1) activated macs mediate destruction
2) CD8 antigen specific graft cytolysis
3) Th17 mediated inflammation
4) antibody mediated, graft destruction by complement and/or Fc receptor activation of cell death mechanisms


What determines how severe the rejection to the graft is?

the ratio of Th1, Th2, Th17 cell activation countered by Tregs


Would a more dominant Th17 have a better or worse (more severe) response?

WORSE (recruits more neutrophils to the area)


Name 7 ways the immune system kills grafted tissue:

1) NK cytotoxicity against non-self MHC
2) NK antibody mediated cytotoxicity via Fc receptors (ADCC)
3) Th1 activated macrophage killing
4) Th1 amplified CD8 cytotoxicity
5) Th2 driven graft antibody
6) Complement mediated cytotoxicity
7) Th17 activation by DC


Hyperacute rejection is defined as __________ rejection, occurring within ___________ post transplantation.

accelerated; 48 hours

patient has pre-existing antibodies to graft (ex: antibodies to donor blood group antigens so antibodies bind vascular endothelium of graft, initiating inflammatory response that occludes blood vessel)


What is the pathology of hyperacute rejection?

widespread vascular injury brought about by alloantibody mediated endothelial damage


When do acute rejections occur?

within 3 weeks (after a CD4 cell reaction to direct or indirect alloantigen response)

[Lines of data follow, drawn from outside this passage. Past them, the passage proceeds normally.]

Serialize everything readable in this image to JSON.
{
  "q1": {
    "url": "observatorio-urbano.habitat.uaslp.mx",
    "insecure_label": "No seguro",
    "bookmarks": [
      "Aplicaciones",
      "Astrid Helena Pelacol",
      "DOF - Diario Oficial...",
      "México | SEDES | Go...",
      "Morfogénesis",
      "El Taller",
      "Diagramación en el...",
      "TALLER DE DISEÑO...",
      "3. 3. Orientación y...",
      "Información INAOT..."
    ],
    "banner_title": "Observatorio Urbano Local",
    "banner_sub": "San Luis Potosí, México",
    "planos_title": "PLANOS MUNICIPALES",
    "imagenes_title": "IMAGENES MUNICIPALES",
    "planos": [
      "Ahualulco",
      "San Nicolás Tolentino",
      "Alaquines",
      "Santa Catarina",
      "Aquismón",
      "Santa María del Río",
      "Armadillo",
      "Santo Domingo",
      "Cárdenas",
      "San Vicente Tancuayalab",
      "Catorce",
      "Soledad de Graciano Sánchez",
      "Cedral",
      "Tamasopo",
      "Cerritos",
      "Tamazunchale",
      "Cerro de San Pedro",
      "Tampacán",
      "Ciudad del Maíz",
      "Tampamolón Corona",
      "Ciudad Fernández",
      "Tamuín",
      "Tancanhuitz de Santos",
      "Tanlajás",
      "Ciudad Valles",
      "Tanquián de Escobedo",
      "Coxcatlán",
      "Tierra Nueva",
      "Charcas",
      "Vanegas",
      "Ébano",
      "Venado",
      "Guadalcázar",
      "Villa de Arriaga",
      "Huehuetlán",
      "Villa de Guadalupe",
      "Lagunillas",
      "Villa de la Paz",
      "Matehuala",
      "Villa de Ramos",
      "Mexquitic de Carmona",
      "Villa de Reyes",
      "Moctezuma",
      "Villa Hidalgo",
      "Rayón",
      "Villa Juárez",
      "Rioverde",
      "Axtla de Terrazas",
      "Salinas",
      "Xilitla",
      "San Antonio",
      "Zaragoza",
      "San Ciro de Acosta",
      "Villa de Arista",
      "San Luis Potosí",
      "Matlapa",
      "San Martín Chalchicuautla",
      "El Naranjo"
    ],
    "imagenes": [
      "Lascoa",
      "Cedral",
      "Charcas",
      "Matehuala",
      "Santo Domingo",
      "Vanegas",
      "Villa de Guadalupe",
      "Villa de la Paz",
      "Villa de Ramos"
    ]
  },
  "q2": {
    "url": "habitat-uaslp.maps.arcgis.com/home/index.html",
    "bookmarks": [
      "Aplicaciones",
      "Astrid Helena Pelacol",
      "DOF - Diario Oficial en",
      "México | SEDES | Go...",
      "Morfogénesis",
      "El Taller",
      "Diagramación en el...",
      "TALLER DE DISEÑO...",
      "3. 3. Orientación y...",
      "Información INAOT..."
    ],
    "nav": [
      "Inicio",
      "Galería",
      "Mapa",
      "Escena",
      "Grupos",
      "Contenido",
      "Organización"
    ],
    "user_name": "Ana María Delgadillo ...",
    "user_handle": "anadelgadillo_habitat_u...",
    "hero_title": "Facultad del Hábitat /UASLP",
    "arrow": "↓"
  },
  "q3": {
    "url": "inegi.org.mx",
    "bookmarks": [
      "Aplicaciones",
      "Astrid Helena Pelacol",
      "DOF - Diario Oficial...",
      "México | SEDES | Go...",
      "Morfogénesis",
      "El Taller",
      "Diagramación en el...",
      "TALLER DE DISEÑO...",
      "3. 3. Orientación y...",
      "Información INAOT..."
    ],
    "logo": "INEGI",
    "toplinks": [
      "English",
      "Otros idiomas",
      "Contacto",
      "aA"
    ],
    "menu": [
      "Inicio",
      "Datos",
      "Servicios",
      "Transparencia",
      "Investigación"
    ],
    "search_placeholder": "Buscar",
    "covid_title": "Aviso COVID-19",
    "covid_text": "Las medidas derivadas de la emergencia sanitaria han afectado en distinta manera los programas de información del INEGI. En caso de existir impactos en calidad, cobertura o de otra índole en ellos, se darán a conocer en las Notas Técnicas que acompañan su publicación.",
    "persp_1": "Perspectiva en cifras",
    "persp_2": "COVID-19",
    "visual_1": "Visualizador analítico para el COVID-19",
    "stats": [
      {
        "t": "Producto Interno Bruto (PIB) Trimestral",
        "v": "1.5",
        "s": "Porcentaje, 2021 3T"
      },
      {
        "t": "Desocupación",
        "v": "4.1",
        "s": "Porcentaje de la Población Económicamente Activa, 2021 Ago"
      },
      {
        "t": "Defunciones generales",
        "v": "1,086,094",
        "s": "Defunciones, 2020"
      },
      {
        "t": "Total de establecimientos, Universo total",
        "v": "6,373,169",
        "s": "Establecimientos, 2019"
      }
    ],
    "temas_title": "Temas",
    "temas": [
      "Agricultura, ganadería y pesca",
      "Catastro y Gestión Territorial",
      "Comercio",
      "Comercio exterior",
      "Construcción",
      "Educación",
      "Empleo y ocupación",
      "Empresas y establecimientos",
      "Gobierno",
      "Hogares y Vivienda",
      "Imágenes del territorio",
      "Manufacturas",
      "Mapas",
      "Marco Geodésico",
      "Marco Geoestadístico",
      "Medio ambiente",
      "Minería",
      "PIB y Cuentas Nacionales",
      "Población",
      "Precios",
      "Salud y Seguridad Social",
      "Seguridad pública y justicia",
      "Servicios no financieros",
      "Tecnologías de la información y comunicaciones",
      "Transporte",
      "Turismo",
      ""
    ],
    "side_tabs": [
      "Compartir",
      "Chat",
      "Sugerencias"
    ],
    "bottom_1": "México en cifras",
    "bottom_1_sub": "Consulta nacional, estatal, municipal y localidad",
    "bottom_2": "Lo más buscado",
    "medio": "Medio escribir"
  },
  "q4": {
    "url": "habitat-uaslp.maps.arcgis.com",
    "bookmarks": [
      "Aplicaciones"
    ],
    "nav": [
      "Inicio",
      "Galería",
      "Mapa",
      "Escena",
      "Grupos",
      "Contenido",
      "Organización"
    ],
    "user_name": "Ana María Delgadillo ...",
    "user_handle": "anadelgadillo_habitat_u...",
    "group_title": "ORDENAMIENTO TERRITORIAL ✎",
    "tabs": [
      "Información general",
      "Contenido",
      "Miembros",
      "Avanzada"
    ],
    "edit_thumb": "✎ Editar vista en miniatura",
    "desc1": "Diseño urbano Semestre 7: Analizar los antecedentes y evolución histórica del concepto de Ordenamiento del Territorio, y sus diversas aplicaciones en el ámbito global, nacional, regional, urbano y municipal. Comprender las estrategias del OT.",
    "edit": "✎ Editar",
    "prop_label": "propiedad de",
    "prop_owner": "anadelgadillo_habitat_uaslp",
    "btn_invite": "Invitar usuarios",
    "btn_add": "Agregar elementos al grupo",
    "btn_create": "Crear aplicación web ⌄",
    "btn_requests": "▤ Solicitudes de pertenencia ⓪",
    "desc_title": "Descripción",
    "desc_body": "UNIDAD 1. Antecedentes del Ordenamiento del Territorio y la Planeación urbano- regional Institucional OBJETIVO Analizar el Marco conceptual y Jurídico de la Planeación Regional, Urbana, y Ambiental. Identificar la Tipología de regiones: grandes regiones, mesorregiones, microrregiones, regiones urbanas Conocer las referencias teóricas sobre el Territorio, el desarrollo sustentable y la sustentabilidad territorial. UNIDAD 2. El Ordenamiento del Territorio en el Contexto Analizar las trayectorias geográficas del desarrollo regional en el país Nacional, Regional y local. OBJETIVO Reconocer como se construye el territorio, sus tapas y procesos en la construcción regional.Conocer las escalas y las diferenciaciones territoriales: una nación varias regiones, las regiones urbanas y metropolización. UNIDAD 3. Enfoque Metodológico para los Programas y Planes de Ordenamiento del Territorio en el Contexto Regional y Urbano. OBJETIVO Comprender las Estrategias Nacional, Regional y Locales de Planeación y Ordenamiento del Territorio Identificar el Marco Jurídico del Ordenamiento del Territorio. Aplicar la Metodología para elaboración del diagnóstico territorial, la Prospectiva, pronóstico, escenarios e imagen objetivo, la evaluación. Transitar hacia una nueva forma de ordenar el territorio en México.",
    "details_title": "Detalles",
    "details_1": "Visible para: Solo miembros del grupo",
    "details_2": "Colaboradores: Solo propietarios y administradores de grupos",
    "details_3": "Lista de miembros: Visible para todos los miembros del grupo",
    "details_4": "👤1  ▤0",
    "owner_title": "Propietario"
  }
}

What does a hyperacutre rejection look like?

ischemic and white (no blood flow, platelets agglutinate)


What defines acute rejections?

sudden appearance of effector cells in the graft


What determines the vigor of acute rejetion?

MHC Class II (DR)


What technology helps with determination of acute rejection?

microarray (shows gene expression profile)